▶ About this exercise
The reply is a verbatim copy of the listing below with its images dropped.

+++ Data excerpts

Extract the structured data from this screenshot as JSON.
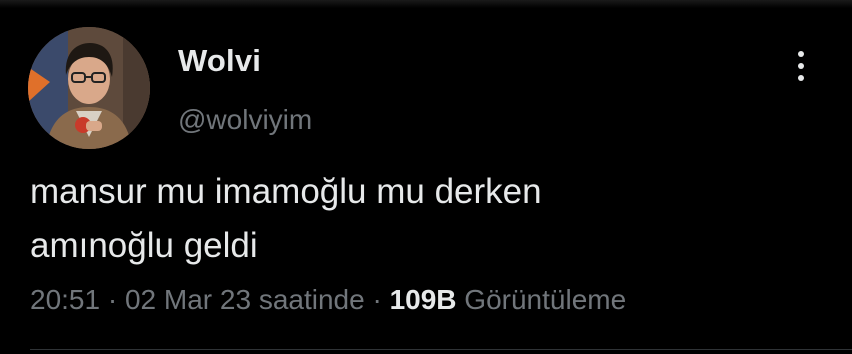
{
  "tweet": {
    "author": {
      "display_name": "Wolvi",
      "handle": "@wolviyim",
      "avatar_icon": "user-avatar"
    },
    "more_icon": "more-vertical-icon",
    "text_lines": [
      "mansur mu imamoğlu mu derken",
      "amınoğlu geldi"
    ],
    "meta": {
      "time": "20:51",
      "separator": "·",
      "date": "02 Mar 23 saatinde",
      "views_count": "109B",
      "views_label": "Görüntüleme"
    }
  },
  "colors": {
    "background": "#000000",
    "primary_text": "#e7e9ea",
    "secondary_text": "#71767b",
    "divider": "#2f3336"
  }
}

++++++

▶ Written answer
Extract the structured data from this screenshot as JSON.
{
  "tweet": {
    "author": {
      "display_name": "Wolvi",
      "handle": "@wolviyim",
      "avatar_icon": "user-avatar"
    },
    "more_icon": "more-vertical-icon",
    "text_lines": [
      "mansur mu imamoğlu mu derken",
      "amınoğlu geldi"
    ],
    "meta": {
      "time": "20:51",
      "separator": "·",
      "date": "02 Mar 23 saatinde",
      "views_count": "109B",
      "views_label": "Görüntüleme"
    }
  },
  "colors": {
    "background": "#000000",
    "primary_text": "#e7e9ea",
    "secondary_text": "#71767b",
    "divider": "#2f3336"
  }
}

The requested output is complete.